ACTIVITY
Retype all the records below exactly as they are, with no image carried over.

Component data from apps and pages
·····

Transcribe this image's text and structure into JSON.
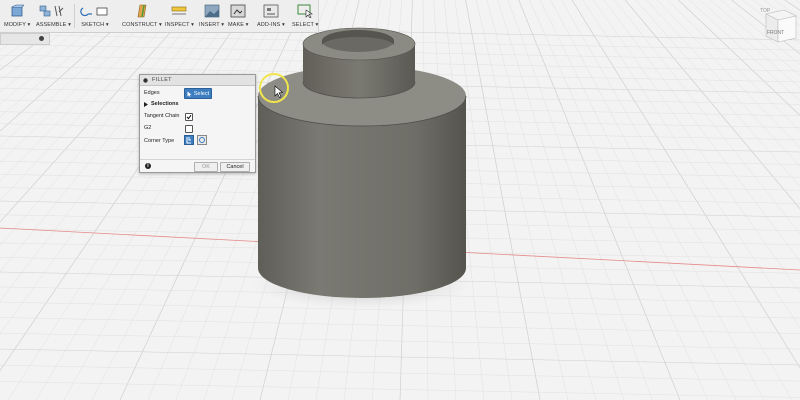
{
  "toolbar": {
    "groups": [
      {
        "label": "MODIFY ▾",
        "icon": "modify-icon"
      },
      {
        "label": "ASSEMBLE ▾",
        "icon": "assemble-icon"
      },
      {
        "label": "SKETCH ▾",
        "icon": "sketch-icon"
      },
      {
        "label": "CONSTRUCT ▾",
        "icon": "construct-icon"
      },
      {
        "label": "INSPECT ▾",
        "icon": "inspect-icon"
      },
      {
        "label": "INSERT ▾",
        "icon": "insert-icon"
      },
      {
        "label": "MAKE ▾",
        "icon": "make-icon"
      },
      {
        "label": "ADD-INS ▾",
        "icon": "add-ins-icon"
      },
      {
        "label": "SELECT ▾",
        "icon": "select-icon"
      }
    ]
  },
  "viewcube": {
    "face": "FRONT",
    "top_label": "TOP"
  },
  "fillet": {
    "title": "FILLET",
    "edges_label": "Edges",
    "select_label": "Select",
    "selections_label": "Selections",
    "tangent_chain_label": "Tangent Chain",
    "tangent_chain_checked": true,
    "g2_label": "G2",
    "g2_checked": false,
    "corner_type_label": "Corner Type",
    "ok_label": "OK",
    "cancel_label": "Cancel"
  },
  "colors": {
    "background": "#f3f3f3",
    "grid_minor": "#e0e0e0",
    "grid_major": "#cfcfcf",
    "red_axis": "#e57b7b",
    "part_body": "#6e6d66",
    "select_button": "#3d7ec0",
    "cursor_highlight": "#f0e64a"
  }
}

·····

RESULT OF THIS EXERCISE
Transcribe this image's text and structure into JSON.
{
  "toolbar": {
    "groups": [
      {
        "label": "MODIFY ▾",
        "icon": "modify-icon"
      },
      {
        "label": "ASSEMBLE ▾",
        "icon": "assemble-icon"
      },
      {
        "label": "SKETCH ▾",
        "icon": "sketch-icon"
      },
      {
        "label": "CONSTRUCT ▾",
        "icon": "construct-icon"
      },
      {
        "label": "INSPECT ▾",
        "icon": "inspect-icon"
      },
      {
        "label": "INSERT ▾",
        "icon": "insert-icon"
      },
      {
        "label": "MAKE ▾",
        "icon": "make-icon"
      },
      {
        "label": "ADD-INS ▾",
        "icon": "add-ins-icon"
      },
      {
        "label": "SELECT ▾",
        "icon": "select-icon"
      }
    ]
  },
  "viewcube": {
    "face": "FRONT",
    "top_label": "TOP"
  },
  "fillet": {
    "title": "FILLET",
    "edges_label": "Edges",
    "select_label": "Select",
    "selections_label": "Selections",
    "tangent_chain_label": "Tangent Chain",
    "tangent_chain_checked": true,
    "g2_label": "G2",
    "g2_checked": false,
    "corner_type_label": "Corner Type",
    "ok_label": "OK",
    "cancel_label": "Cancel"
  },
  "colors": {
    "background": "#f3f3f3",
    "grid_minor": "#e0e0e0",
    "grid_major": "#cfcfcf",
    "red_axis": "#e57b7b",
    "part_body": "#6e6d66",
    "select_button": "#3d7ec0",
    "cursor_highlight": "#f0e64a"
  }
}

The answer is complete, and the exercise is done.